Often times throughout this story we feel like we’re missing chunks of information. And in a biopic, you don’t want that. This has nothing to do with historical inaccuracies–which people have seemed to bring to light with this movie–because those inaccuracies can be present while still feeling like you have the whole story.
Freddy’s persona preceded the band, itself, so it makes sense that the filmmakers wanted to show how the entire band was important, too. And director Bryan Singer, along with writer Anthony McCarten do a great job of showing this to a degree. However, the crux of the story is about Mercury. He’s by far the most intriguing of the bunch. But the band was more than just Freddy. The movie doesn’t always see it that way–even though it really wants to. And wants us to.
There’s a really good scene where we see how the band conceived “We Will Rock You”–Queen’s true magnum opus (which people just take advantage of due to its ubiquity). It’s really fun scene. We feel like we’re a fly on the wall. We want more of that. Just like we get a whole scene about the recording process behind the song “Bohemian Rhapsody” and it’s amazing.
The stuff about Freddy is worth mentioning as well, but when you start a story off with the kind of briskness that this film starts with, you expect the whole movie to be that much fun. And while the second half is intriguing, it’s not nearly as fun.
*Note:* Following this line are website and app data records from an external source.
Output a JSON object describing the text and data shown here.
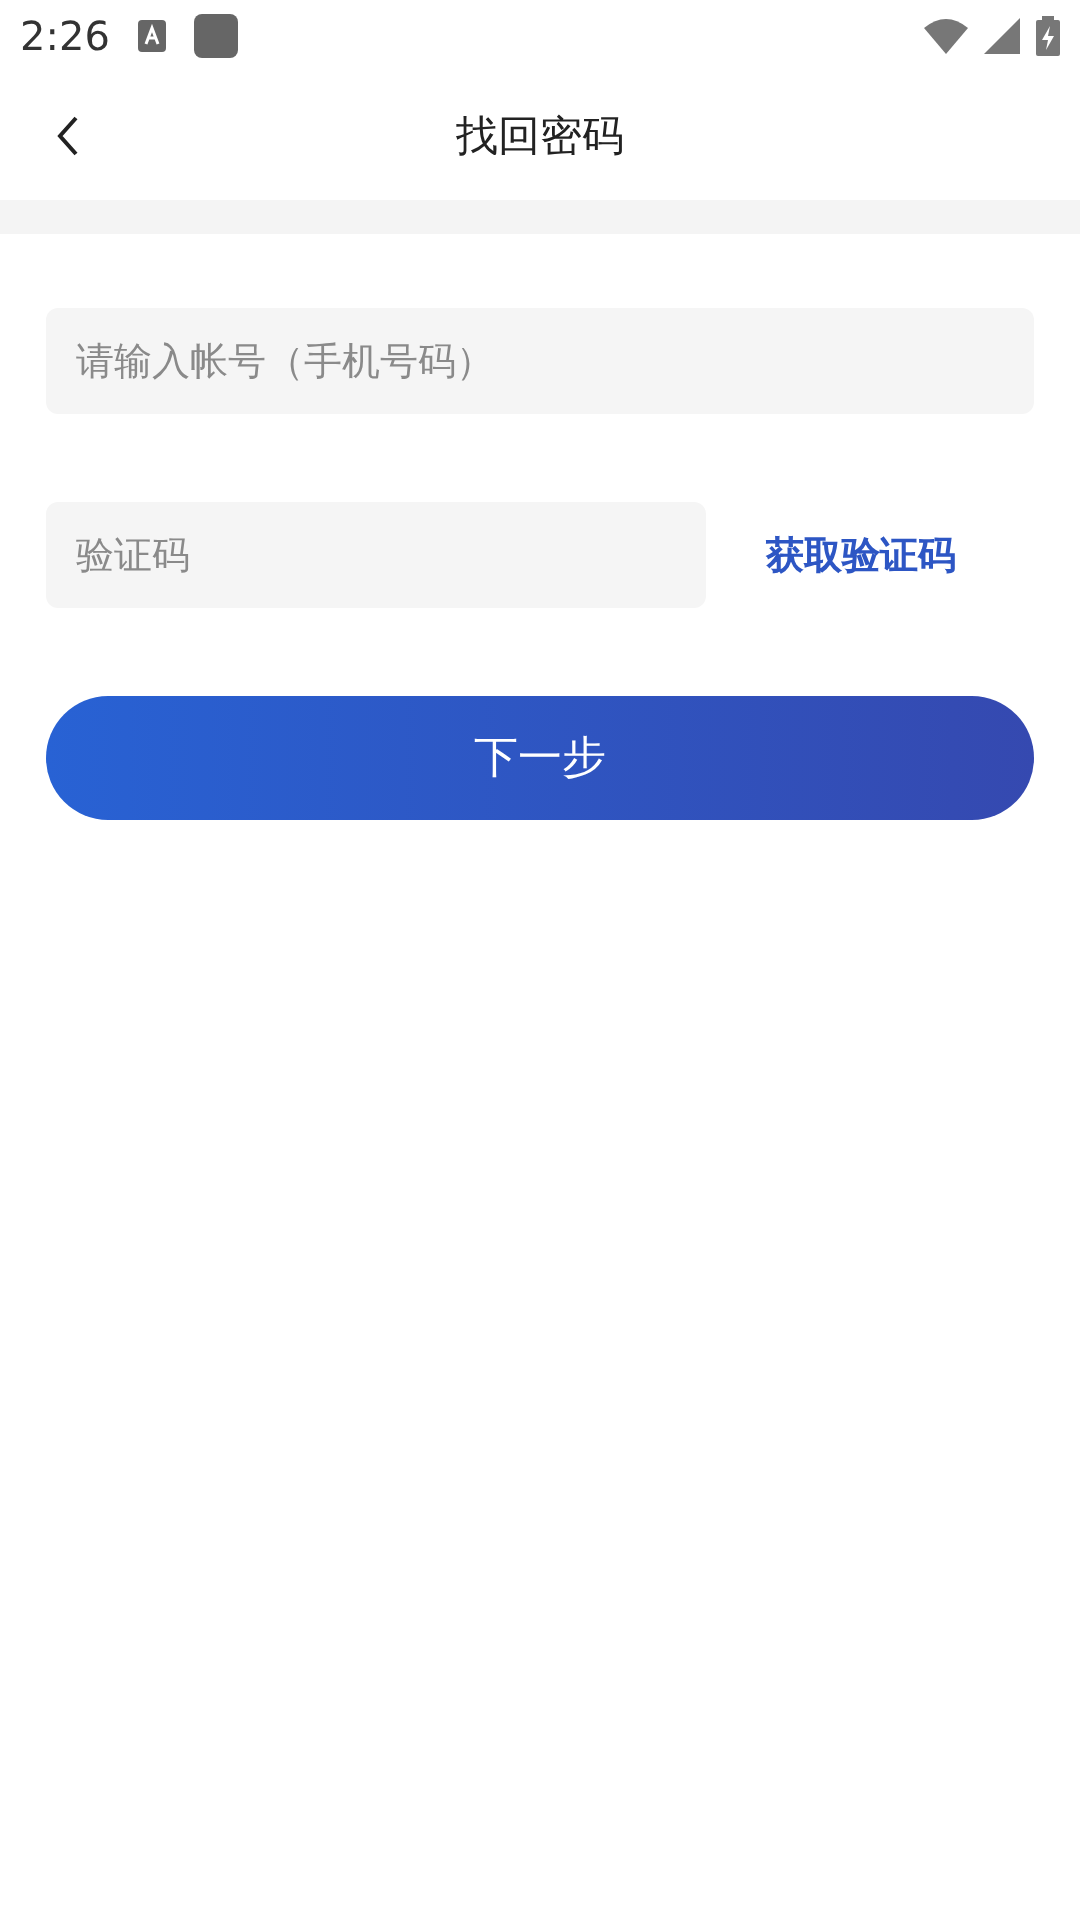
{
  "status_bar": {
    "time": "2:26"
  },
  "header": {
    "title": "找回密码"
  },
  "account_field": {
    "placeholder": "请输入帐号（手机号码）"
  },
  "code_field": {
    "placeholder": "验证码"
  },
  "get_code_link": "获取验证码",
  "next_button": "下一步"
}
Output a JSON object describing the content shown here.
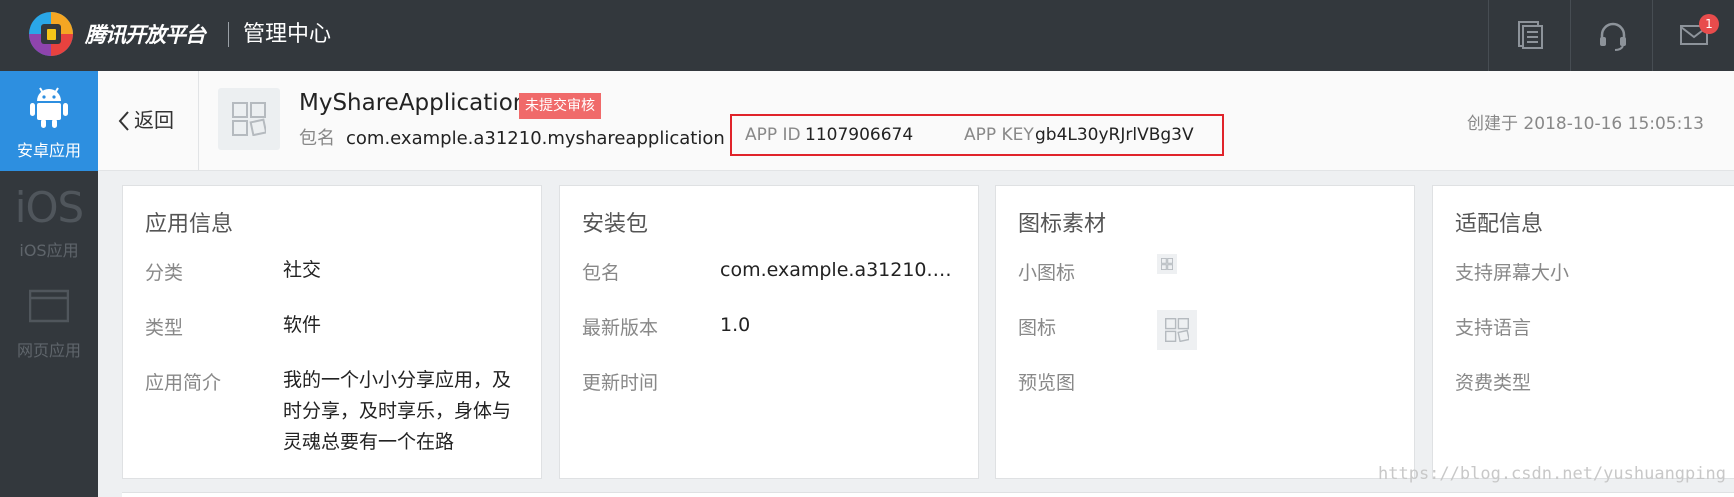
{
  "topbar": {
    "brand": "腾讯开放平台",
    "title": "管理中心",
    "notification_count": "1",
    "icons": [
      "document-icon",
      "headset-icon",
      "mail-icon"
    ]
  },
  "sidebar": {
    "items": [
      {
        "label": "安卓应用",
        "icon": "android-icon",
        "active": true
      },
      {
        "label": "iOS应用",
        "icon_text": "iOS",
        "active": false
      },
      {
        "label": "网页应用",
        "icon": "browser-window-icon",
        "active": false
      }
    ]
  },
  "app_header": {
    "back_label": "返回",
    "app_name": "MyShareApplication",
    "status_tag": "未提交审核",
    "package_label": "包名",
    "package_name": "com.example.a31210.myshareapplication",
    "app_id_label": "APP ID",
    "app_id": "1107906674",
    "app_key_label": "APP KEY",
    "app_key": "gb4L30yRJrlVBg3V",
    "created": "创建于 2018-10-16 15:05:13"
  },
  "cards": {
    "app_info": {
      "title": "应用信息",
      "category_label": "分类",
      "category": "社交",
      "type_label": "类型",
      "type": "软件",
      "intro_label": "应用简介",
      "intro": "我的一个小小分享应用，及时分享，及时享乐，身体与灵魂总要有一个在路"
    },
    "package": {
      "title": "安装包",
      "pkg_label": "包名",
      "pkg_value": "com.example.a31210.m…",
      "version_label": "最新版本",
      "version": "1.0",
      "update_label": "更新时间"
    },
    "icons": {
      "title": "图标素材",
      "small_icon_label": "小图标",
      "icon_label": "图标",
      "preview_label": "预览图"
    },
    "adapt": {
      "title": "适配信息",
      "screen_label": "支持屏幕大小",
      "language_label": "支持语言",
      "fee_label": "资费类型"
    }
  },
  "watermark": "https://blog.csdn.net/yushuangping",
  "colors": {
    "topbar": "#33383d",
    "active_sidebar": "#2d8fe0",
    "status_tag": "#f06a6a",
    "highlight_box": "#e0232a"
  }
}
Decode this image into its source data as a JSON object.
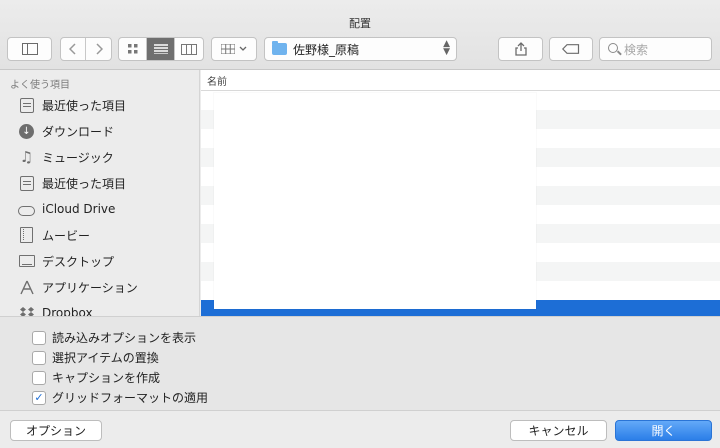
{
  "window": {
    "title": "配置"
  },
  "toolbar": {
    "path_folder": "佐野様_原稿",
    "search_placeholder": "検索"
  },
  "sidebar": {
    "section_title": "よく使う項目",
    "items": [
      {
        "label": "最近使った項目",
        "icon": "recents-icon"
      },
      {
        "label": "ダウンロード",
        "icon": "download-icon"
      },
      {
        "label": "ミュージック",
        "icon": "music-icon"
      },
      {
        "label": "最近使った項目",
        "icon": "recents-icon"
      },
      {
        "label": "iCloud Drive",
        "icon": "cloud-icon"
      },
      {
        "label": "ムービー",
        "icon": "movies-icon"
      },
      {
        "label": "デスクトップ",
        "icon": "desktop-icon"
      },
      {
        "label": "アプリケーション",
        "icon": "applications-icon"
      },
      {
        "label": "Dropbox",
        "icon": "dropbox-icon"
      }
    ]
  },
  "file_list": {
    "column_name": "名前"
  },
  "options": [
    {
      "label": "読み込みオプションを表示",
      "checked": false
    },
    {
      "label": "選択アイテムの置換",
      "checked": false
    },
    {
      "label": "キャプションを作成",
      "checked": false
    },
    {
      "label": "グリッドフォーマットの適用",
      "checked": true
    }
  ],
  "footer": {
    "options_button": "オプション",
    "cancel_button": "キャンセル",
    "open_button": "開く"
  },
  "colors": {
    "accent": "#1d6ed6",
    "folder": "#6fb3ee"
  }
}
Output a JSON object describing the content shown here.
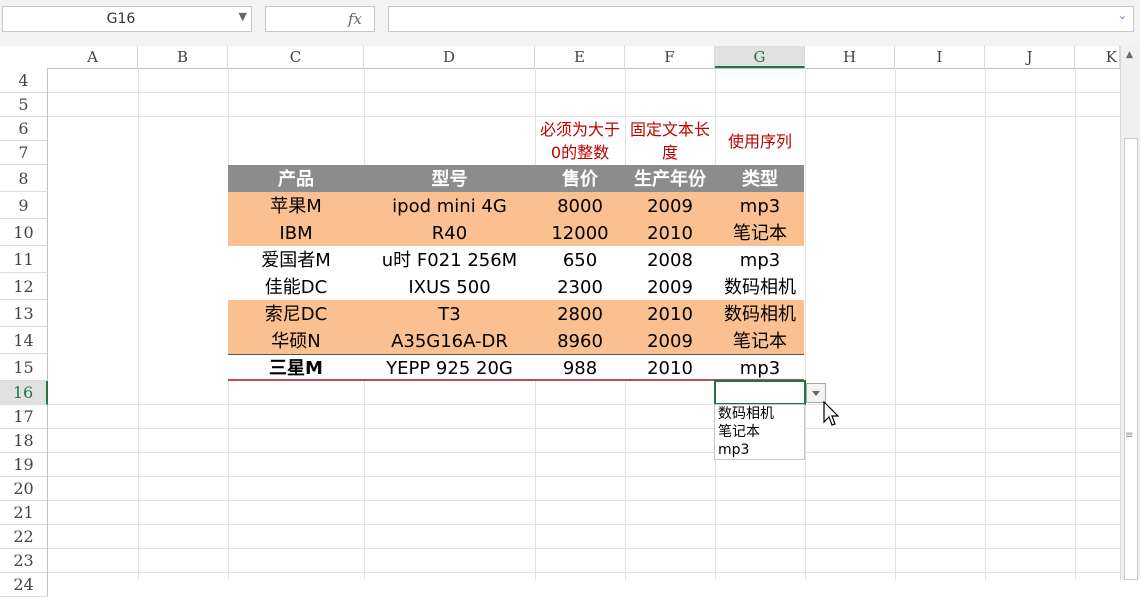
{
  "formula_bar": {
    "name_box": "G16",
    "fx_label": "fx",
    "formula_value": ""
  },
  "columns": [
    "A",
    "B",
    "C",
    "D",
    "E",
    "F",
    "G",
    "H",
    "I",
    "J",
    "K"
  ],
  "rows": [
    "4",
    "5",
    "6",
    "7",
    "8",
    "9",
    "10",
    "11",
    "12",
    "13",
    "14",
    "15",
    "16",
    "17",
    "18",
    "19",
    "20",
    "21",
    "22",
    "23",
    "24"
  ],
  "notes": {
    "price": "必须为大于0的整数",
    "year": "固定文本长度",
    "type": "使用序列"
  },
  "table": {
    "headers": [
      "产品",
      "型号",
      "售价",
      "生产年份",
      "类型"
    ],
    "rows": [
      [
        "苹果M",
        "ipod mini 4G",
        "8000",
        "2009",
        "mp3"
      ],
      [
        "IBM",
        "R40",
        "12000",
        "2010",
        "笔记本"
      ],
      [
        "爱国者M",
        "u时 F021 256M",
        "650",
        "2008",
        "mp3"
      ],
      [
        "佳能DC",
        "IXUS 500",
        "2300",
        "2009",
        "数码相机"
      ],
      [
        "索尼DC",
        "T3",
        "2800",
        "2010",
        "数码相机"
      ],
      [
        "华硕N",
        "A35G16A-DR",
        "8960",
        "2009",
        "笔记本"
      ],
      [
        "三星M",
        "YEPP 925 20G",
        "988",
        "2010",
        "mp3"
      ]
    ]
  },
  "dropdown": {
    "options": [
      "数码相机",
      "笔记本",
      "mp3"
    ]
  },
  "colors": {
    "header_bg": "#8c8c8c",
    "band_orange": "#fac090",
    "note_red": "#c00000",
    "selection_green": "#217346"
  }
}
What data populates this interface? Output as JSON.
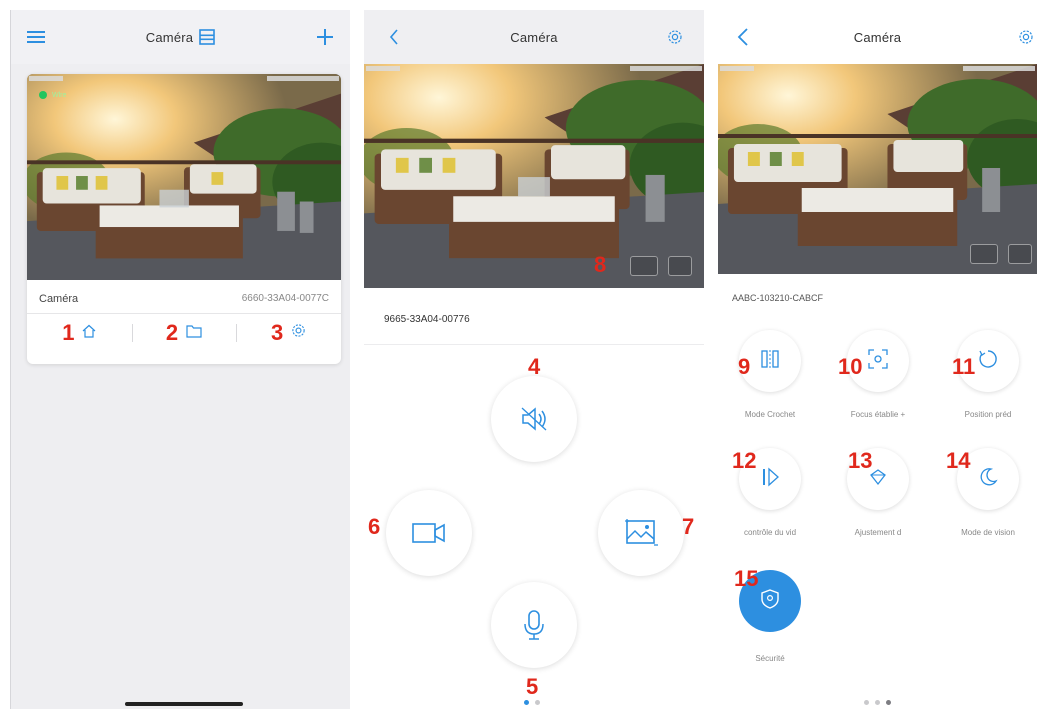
{
  "colors": {
    "accent": "#2d8fe0",
    "marker": "#e0281c",
    "online": "#22c55e"
  },
  "screen1": {
    "title": "Caméra",
    "icons": {
      "menu": "hamburger-icon",
      "list": "list-icon",
      "add": "plus-icon"
    },
    "card": {
      "name": "Caméra",
      "uid": "6660-33A04-0077C",
      "online_label": "Wlre",
      "actions": [
        {
          "marker": "1",
          "icon": "house-icon"
        },
        {
          "marker": "2",
          "icon": "folder-icon"
        },
        {
          "marker": "3",
          "icon": "gear-icon"
        }
      ]
    }
  },
  "screen2": {
    "title": "Caméra",
    "uid": "9665-33A04-00776",
    "markers": {
      "fullscreen": "8",
      "sound": "4",
      "talk": "5",
      "record": "6",
      "snapshot": "7"
    }
  },
  "screen3": {
    "title": "Caméra",
    "uid": "AABC-103210-CABCF",
    "functions": [
      {
        "marker": "9",
        "label": "Mode Crochet",
        "icon": "flip-icon"
      },
      {
        "marker": "10",
        "label": "Focus établie +",
        "icon": "focus-icon"
      },
      {
        "marker": "11",
        "label": "Position préd",
        "icon": "preset-icon"
      },
      {
        "marker": "12",
        "label": "contrôle du vid",
        "icon": "playback-icon"
      },
      {
        "marker": "13",
        "label": "Ajustement d",
        "icon": "adjust-icon"
      },
      {
        "marker": "14",
        "label": "Mode de vision",
        "icon": "night-vision-icon"
      },
      {
        "marker": "15",
        "label": "Sécurité",
        "icon": "shield-icon"
      }
    ]
  }
}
The tone never feels locked in. Luckily, Bohemian Rhapsody finds those sensibilities again in the end.
On the plus side, the film has amazing performances from Malek and the rest of the crew, and the sound mixing is incredibly accurate. If this film was consistent all the way through, it would have been one of my favorite films of 2018.
At one point, the band is at a press conference for their new album, but instead the media keeps pestering Freddy about his personal life and controversies. Bandmate Brian May finally says to the press, “Anyone have any questions about music?” The question accurately symbolizes the trajectory of the band’s perception to everyone else, but that line is included to show the audience how it’s ridiculous to focus on one band member’s struggles when they’re holding a press conference to talk about music. But that’s exactly what this film does.